By this point in the game, Ian and I had getting breakfast off the buffet down to a science!  He'd snag a yogurt for each kid as we were shown to our table and I'd peel off to get a plate full of fruit, ham slices, scrambled eggs and sausage.  Then I'd head to the table and start using teacup saucers for plates for the kids, doling out food for them while Ian went to get his food.  When he got back I'd head off for my plate (the best thing was the waffle bar where I'd top mine with chocolate sauce, shredded coconut and whipped cream ~ Mounds waffles, crazy good!).  We were getting really efficient!  But we did find that despite our best efforts we kept getting seated further and further from the rest of the diners and more tucked back into far away corners...

We decided to join the group tour to the zoo that morning even though we'd seen it back in 2007.  And despite the fact that so many of the large cats seemed so sad in their cages, I'm glad we did.  Our kids had a blast and thought that every animal was so cool!  And there were plenty of photo opportunities.  Did I mention the photo opps?

 A rare sighting of Westerners...
We had fun playing with Kevin's family each time we "sighted" them at the zoo.

 My "All-American" crew.  (ready for the consulate visit later that day)

So if we head right at the panda habitat...
(The stair step of kids plan the best route)

Haven't I asked before for someone to teach that imp on the right kid to smile?   

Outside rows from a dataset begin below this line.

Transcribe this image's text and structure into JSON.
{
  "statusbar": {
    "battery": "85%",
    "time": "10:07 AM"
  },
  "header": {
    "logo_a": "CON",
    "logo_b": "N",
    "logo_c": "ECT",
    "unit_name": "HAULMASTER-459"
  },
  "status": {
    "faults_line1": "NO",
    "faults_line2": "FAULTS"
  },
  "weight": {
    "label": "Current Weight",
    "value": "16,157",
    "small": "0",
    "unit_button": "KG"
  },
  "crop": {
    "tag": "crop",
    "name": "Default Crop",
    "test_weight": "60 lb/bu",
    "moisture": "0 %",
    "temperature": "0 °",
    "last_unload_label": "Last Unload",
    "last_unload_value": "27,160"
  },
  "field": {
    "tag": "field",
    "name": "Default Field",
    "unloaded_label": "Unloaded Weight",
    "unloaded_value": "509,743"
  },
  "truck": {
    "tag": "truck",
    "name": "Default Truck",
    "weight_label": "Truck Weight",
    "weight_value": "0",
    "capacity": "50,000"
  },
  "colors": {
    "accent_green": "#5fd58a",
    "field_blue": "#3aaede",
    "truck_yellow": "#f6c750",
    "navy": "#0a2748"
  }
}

Daddy and "his girls."

 If I could really contain these guys in a pouch I would probably have a lot less mess to clean...

Watching the panda eat his bamboo.

From the zoo we headed back to the hotel for a quick nap and then it was off to the consulate.  After a quick speech from one of the officers, where Darcy's birthday was recognized with the other March kids, we listened intently for Darcy's name to be called so we could go up to the window to sign one last form ~ of course we were LAST.  But within an hour of walking in, we were walking back out with the promise that as long as we "didn't open the brown envelope" that our children would become US citizens at their port of entry.  

Tuesday evening was the birthday of one of newly adopted Janie's sisters, so our family joined hers for dinner in one of the hotel restaurants.  We did a great job of ordering from the menu and I think I can say that I liked everything on the table.  Then we had the pleasure of heading back upstairs into yet another executive suite room to chat for a while with Janie's new family.  This is the family with THIRTEEN daughters.  

 Mom (Yolanda) and Dad (Dale) with Zoe, Janie, Desiree, and Naiomi
all other siblings at home

Four from China, seven from Ethiopia, one from South Korea, and one adopted domestically.  Yolanda and Dale were a joy to get to know, and if weren't for the fact that they live all the way in Idaho, I think we'd be seeing a lot of them.  I think one of my favorite quotes of the entire trip was Dale saying, "You know, some folks think I've sentenced myself to life with kids in the house, but I simply tell them that I can't imagine it any other way."  

And oh how I can relate.  Do you know how many folks have told us we're crazy for deciding to have three kids within a year of each other in age?  But I can't imagine it any other way either...


Nancy said...

Wow! 13 daughters!

Tina Michelle said...

Wow 13 daughters, that is a lot of girl time there! I would love to hear more of their story, did they have a blog? I love that all their girls were dressed alike.

Traci said...

Aunt Cici wouldn't have it any other way either. Your kids are precious to me!

Laurie said...

Can you FIT one more kid in that kangaroo pouch? Let me know! :)

Bekah said...

I think you're crazy in a good way! 13 weddings...I can't imagine!

withgratefulhearts said...

Does this family with all the daughters (Yolanda and Dale) have a blog? Sorry, I realize I'm commenting on an old post.
You could leave the answer on my blog at